When you face new challenges, doubts are a necessary part of the process, new questions and unknown skills suddenly show up within you, something you couldn’t have even imagined was there.
We, the dancers, are very lucky to have found a very loyal friend recently, and that is no other than the CAMERA. It gives us the possibility to go over our choreographies, record the new steps, check out the group choreographies, so many things that are undoubtedly, exceedingly helpful.
However, I come from the times when having a phone with an HD camera wasn’t a thing. When first traveling to India, I actually had a giant photo camera which wasn’t easy to set wherever to make a good video. Let alone the fact that the teachers WEREN’T KEEN ON THE IDEA OF THEIR MATERIAL BEING RECORDED.
Well, it has been done by going over, memorizing and experimenting.
And this is why I have ENTIRE NOTEBOOKS full of drawings, lines, arrows and names of steps I wish I could understand.
I do believe recording is a good idea, however, NOT ALWAYS.
There is a memory type, the kinesthetic memory, which involves not working with the visual memory only.
Here is the thing:

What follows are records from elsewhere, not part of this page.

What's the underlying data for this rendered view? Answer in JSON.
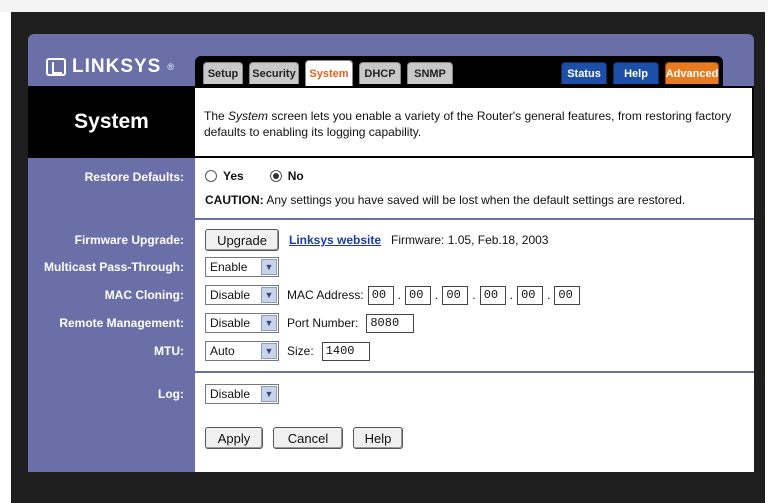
{
  "brand": {
    "name": "Linksys",
    "logo_text": "LINKSYS",
    "reg": "®"
  },
  "tabs": [
    {
      "label": "Setup",
      "active": false,
      "style": "gray"
    },
    {
      "label": "Security",
      "active": false,
      "style": "gray"
    },
    {
      "label": "System",
      "active": true,
      "style": "gray"
    },
    {
      "label": "DHCP",
      "active": false,
      "style": "gray"
    },
    {
      "label": "SNMP",
      "active": false,
      "style": "gray"
    },
    {
      "label": "Status",
      "active": false,
      "style": "blue"
    },
    {
      "label": "Help",
      "active": false,
      "style": "blue"
    },
    {
      "label": "Advanced",
      "active": false,
      "style": "orange"
    }
  ],
  "page": {
    "title": "System",
    "description_pre": "The ",
    "description_em": "System",
    "description_post": " screen lets you enable a variety of the Router's general features, from restoring factory defaults to enabling its logging capability."
  },
  "restore_defaults": {
    "label": "Restore Defaults:",
    "yes_label": "Yes",
    "no_label": "No",
    "selected": "No",
    "caution_prefix": "CAUTION:",
    "caution_text": " Any settings you have saved will be lost when the default settings are restored."
  },
  "firmware": {
    "label": "Firmware Upgrade:",
    "upgrade_button": "Upgrade",
    "link_text": "Linksys website",
    "firmware_text": "Firmware: 1.05, Feb.18, 2003"
  },
  "multicast": {
    "label": "Multicast Pass-Through:",
    "value": "Enable"
  },
  "mac_cloning": {
    "label": "MAC Cloning:",
    "value": "Disable",
    "mac_label": "MAC Address:",
    "octets": [
      "00",
      "00",
      "00",
      "00",
      "00",
      "00"
    ]
  },
  "remote_mgmt": {
    "label": "Remote Management:",
    "value": "Disable",
    "port_label": "Port Number:",
    "port": "8080"
  },
  "mtu": {
    "label": "MTU:",
    "value": "Auto",
    "size_label": "Size:",
    "size": "1400"
  },
  "log": {
    "label": "Log:",
    "value": "Disable"
  },
  "buttons": {
    "apply": "Apply",
    "cancel": "Cancel",
    "help": "Help"
  },
  "colors": {
    "panel": "#6b6fa8",
    "accent_orange": "#e87a1f",
    "tab_blue": "#1d4fa8",
    "link": "#1c3aa8"
  }
}
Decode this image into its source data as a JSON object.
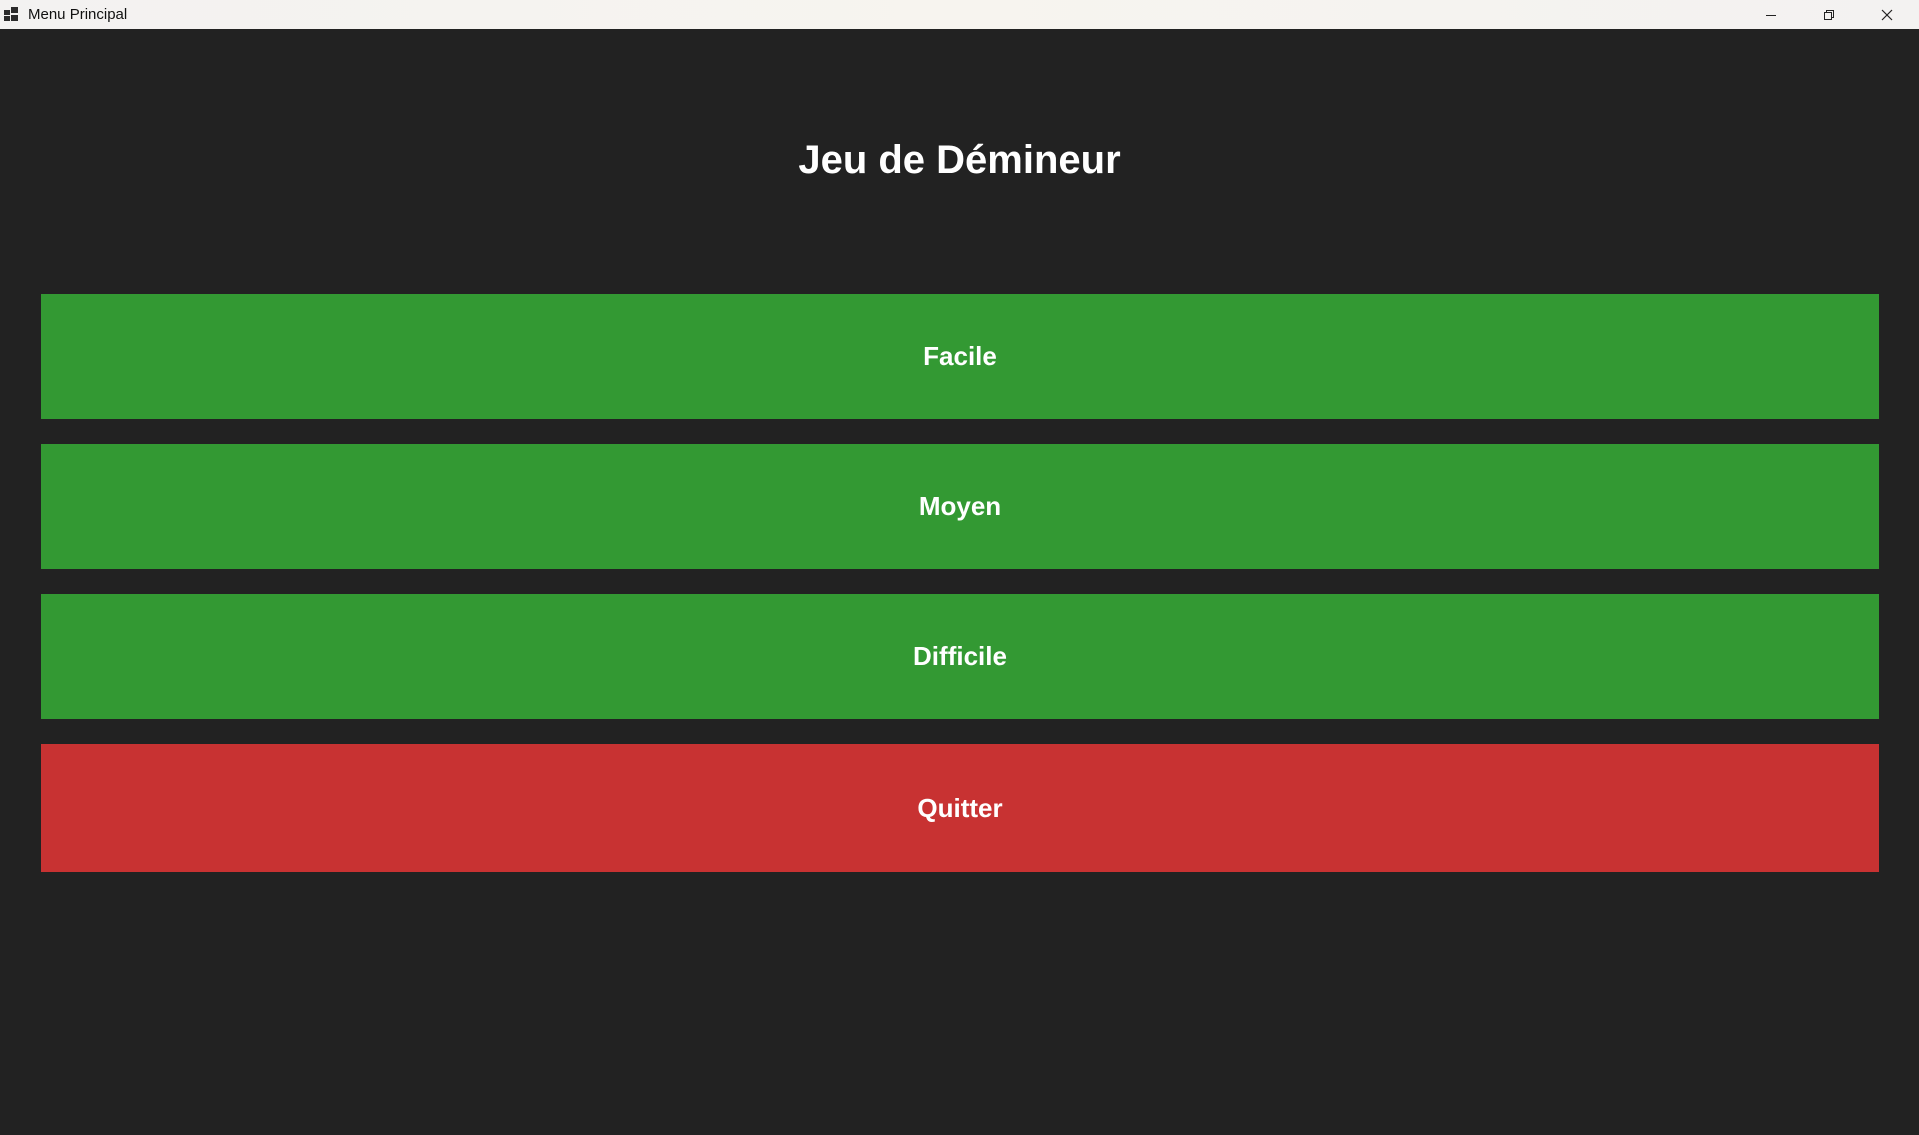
{
  "window": {
    "title": "Menu Principal",
    "controls": {
      "minimize_icon": "minimize-icon",
      "maximize_icon": "restore-icon",
      "close_icon": "close-icon"
    }
  },
  "main": {
    "heading": "Jeu de Démineur",
    "buttons": [
      {
        "label": "Facile",
        "color": "#339933"
      },
      {
        "label": "Moyen",
        "color": "#339933"
      },
      {
        "label": "Difficile",
        "color": "#339933"
      },
      {
        "label": "Quitter",
        "color": "#c83232"
      }
    ]
  },
  "colors": {
    "background": "#222222",
    "text": "#ffffff",
    "titlebar": "#f3f2f1"
  }
}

“Kinesthetic memory is the brain’s ability to record movements and sensations. It allows us to assimilate information about body movements and associated sensations. Kinesthetic memory is used in the realization of gestures and movements, as well as for learning new motor skills.”
So, do you want to hear some “tips to remember dance”?
- Dance “score”. Just like musicians write down musical notes which can be read with a certain pace and rhythm, my suggestion is to make a “dance score”, which makes sense to you, just as I am doing in the video, with movements that help remember the choreography variation.
- Do some mental rehearsing before you go to sleep, once you are in your bed. This may sound kind of silly, but for me it shows up to be very helpful for securing the choreography and remembering it the next day.
- Study Labanotation. This is not a trick, but an entire degree. I’ve studied Labanotation at the conservatory, and it is very interesting and extensive. Long story short, this method analyzes movement and is used to describe, visualize, interpret, research and evidence the vast number of possibilities of human movement, and therefore the dance.
I hope this helps!
Thank you for reading dear!